• _Given records_
↓↓↓
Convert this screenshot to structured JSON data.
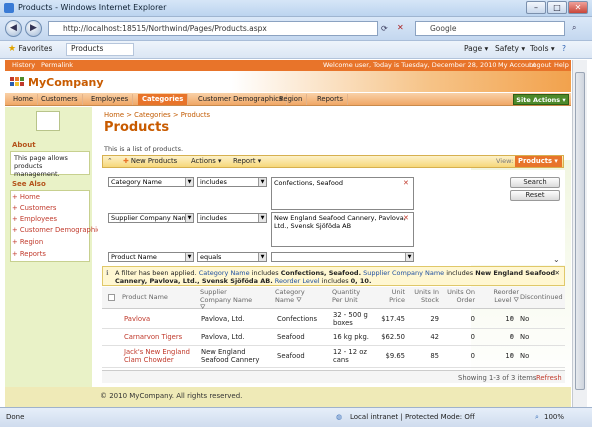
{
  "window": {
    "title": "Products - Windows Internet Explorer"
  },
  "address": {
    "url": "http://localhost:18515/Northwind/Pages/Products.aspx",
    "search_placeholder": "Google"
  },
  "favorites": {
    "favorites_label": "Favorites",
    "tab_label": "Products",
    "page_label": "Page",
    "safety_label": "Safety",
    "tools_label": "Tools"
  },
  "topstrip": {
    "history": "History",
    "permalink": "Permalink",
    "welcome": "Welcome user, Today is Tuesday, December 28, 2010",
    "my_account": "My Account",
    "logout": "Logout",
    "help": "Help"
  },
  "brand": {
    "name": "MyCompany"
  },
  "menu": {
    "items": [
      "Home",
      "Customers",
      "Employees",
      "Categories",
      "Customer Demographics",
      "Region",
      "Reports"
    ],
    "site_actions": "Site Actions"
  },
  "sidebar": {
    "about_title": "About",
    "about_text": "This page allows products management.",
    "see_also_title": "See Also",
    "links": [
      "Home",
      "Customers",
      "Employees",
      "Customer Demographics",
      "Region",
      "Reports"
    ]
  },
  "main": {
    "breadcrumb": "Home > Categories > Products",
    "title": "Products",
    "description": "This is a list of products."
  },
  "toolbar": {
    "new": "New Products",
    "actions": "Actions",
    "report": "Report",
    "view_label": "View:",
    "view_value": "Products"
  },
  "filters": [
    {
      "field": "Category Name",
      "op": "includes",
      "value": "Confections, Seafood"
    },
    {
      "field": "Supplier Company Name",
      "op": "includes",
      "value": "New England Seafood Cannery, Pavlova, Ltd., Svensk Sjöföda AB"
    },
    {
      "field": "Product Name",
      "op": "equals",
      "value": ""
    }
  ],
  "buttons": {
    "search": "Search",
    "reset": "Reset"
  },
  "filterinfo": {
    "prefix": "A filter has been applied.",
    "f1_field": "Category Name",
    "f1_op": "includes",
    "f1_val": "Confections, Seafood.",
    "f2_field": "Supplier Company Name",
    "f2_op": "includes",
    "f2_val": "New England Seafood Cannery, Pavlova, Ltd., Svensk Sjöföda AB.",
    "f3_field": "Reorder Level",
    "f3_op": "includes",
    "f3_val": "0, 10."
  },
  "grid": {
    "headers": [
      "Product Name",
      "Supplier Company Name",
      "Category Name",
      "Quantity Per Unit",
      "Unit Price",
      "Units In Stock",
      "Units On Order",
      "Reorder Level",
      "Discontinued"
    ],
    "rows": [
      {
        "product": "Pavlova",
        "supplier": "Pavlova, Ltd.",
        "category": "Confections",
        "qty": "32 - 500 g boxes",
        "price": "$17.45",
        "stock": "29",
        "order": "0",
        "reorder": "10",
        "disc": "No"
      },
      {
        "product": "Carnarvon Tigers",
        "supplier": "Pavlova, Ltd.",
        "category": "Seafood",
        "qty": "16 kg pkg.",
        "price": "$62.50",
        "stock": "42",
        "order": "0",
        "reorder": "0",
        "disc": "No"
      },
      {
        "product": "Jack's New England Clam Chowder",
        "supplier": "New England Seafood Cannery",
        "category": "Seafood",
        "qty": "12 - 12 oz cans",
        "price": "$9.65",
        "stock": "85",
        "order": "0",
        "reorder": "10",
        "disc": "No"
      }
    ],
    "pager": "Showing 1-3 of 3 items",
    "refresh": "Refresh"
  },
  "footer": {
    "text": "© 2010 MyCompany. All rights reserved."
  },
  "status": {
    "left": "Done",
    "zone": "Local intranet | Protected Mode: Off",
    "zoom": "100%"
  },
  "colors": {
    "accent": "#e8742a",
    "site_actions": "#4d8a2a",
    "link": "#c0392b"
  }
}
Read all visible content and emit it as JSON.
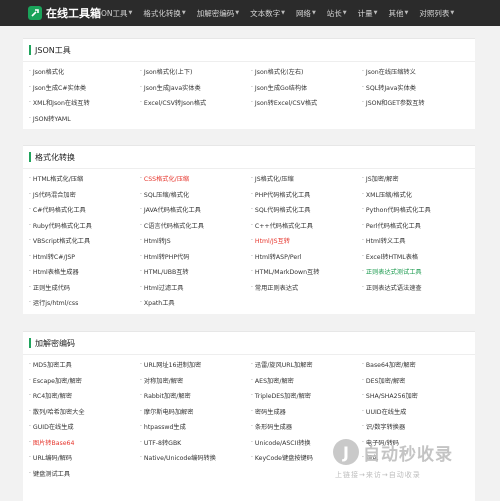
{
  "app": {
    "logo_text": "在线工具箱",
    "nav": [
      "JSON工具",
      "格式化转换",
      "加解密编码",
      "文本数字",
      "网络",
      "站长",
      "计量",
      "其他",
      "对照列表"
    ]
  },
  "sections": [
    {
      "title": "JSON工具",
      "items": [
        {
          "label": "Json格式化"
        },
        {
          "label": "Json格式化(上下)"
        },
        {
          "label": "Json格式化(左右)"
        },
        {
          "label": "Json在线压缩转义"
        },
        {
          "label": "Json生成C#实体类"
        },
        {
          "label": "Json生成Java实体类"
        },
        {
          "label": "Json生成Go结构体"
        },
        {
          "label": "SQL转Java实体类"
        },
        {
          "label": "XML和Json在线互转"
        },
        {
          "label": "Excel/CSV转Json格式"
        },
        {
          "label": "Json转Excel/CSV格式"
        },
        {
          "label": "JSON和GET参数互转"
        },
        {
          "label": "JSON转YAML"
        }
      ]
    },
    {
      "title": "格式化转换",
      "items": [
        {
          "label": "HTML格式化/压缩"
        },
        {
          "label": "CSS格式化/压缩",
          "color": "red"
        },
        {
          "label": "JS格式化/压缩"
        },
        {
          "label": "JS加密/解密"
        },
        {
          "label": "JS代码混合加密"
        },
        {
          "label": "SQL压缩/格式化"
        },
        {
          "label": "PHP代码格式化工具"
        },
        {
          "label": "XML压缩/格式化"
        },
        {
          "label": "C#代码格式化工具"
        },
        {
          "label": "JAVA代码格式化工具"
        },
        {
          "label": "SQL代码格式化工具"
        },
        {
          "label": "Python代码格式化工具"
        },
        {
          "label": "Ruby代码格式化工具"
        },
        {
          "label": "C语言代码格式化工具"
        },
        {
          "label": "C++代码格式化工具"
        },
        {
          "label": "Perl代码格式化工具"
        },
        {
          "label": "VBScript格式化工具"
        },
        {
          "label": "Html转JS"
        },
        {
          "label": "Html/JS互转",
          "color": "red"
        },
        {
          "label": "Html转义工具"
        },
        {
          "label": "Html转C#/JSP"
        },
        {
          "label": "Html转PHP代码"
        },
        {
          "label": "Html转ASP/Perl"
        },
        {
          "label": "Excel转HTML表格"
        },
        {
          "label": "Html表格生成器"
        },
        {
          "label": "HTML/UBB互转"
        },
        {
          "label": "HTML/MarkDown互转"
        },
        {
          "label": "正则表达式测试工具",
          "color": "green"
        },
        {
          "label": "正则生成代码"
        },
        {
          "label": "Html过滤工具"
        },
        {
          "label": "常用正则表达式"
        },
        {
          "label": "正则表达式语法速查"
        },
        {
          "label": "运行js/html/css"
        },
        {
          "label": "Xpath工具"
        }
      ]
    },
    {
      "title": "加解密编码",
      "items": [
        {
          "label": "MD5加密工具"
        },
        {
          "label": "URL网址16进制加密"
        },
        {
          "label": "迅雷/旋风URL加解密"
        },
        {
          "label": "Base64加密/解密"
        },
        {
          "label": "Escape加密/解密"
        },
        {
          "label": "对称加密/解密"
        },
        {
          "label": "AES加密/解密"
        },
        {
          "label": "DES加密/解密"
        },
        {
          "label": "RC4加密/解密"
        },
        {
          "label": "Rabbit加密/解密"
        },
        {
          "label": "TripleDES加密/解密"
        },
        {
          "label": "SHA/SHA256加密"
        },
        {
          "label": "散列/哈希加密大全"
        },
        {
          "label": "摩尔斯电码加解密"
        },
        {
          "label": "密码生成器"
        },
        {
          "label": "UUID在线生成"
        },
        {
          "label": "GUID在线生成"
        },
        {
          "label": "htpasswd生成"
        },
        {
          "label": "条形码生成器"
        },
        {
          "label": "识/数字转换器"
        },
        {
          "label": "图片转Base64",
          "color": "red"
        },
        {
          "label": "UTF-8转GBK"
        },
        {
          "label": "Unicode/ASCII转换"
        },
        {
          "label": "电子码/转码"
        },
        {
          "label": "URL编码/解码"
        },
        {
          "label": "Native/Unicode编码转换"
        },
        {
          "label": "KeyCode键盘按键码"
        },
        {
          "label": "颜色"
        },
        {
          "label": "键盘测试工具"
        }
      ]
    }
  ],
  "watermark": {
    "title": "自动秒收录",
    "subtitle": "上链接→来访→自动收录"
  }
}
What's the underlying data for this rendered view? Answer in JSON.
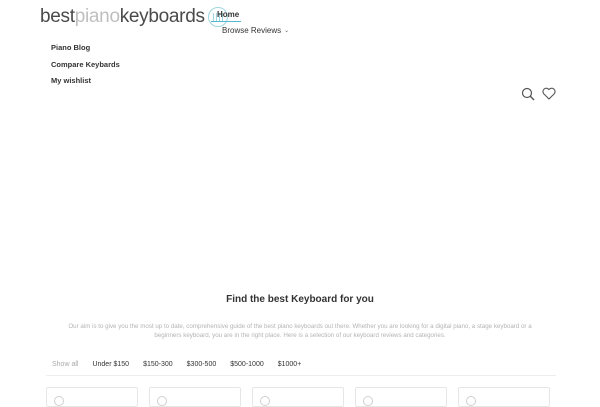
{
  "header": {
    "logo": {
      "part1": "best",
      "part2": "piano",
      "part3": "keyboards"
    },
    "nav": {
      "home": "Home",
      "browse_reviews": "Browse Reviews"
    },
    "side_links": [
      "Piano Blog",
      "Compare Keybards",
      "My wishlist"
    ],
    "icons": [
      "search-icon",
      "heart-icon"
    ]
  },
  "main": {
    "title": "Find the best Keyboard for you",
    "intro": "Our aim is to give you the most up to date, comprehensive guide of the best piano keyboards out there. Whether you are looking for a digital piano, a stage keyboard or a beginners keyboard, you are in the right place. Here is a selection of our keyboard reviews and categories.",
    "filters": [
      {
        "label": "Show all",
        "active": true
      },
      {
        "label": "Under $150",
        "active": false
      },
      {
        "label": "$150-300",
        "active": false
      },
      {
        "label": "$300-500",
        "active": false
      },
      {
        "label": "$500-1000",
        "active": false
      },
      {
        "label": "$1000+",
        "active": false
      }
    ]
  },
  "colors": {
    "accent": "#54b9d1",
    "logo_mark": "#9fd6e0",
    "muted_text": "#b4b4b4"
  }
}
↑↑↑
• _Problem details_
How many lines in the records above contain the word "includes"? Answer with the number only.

• _Exercise response_
5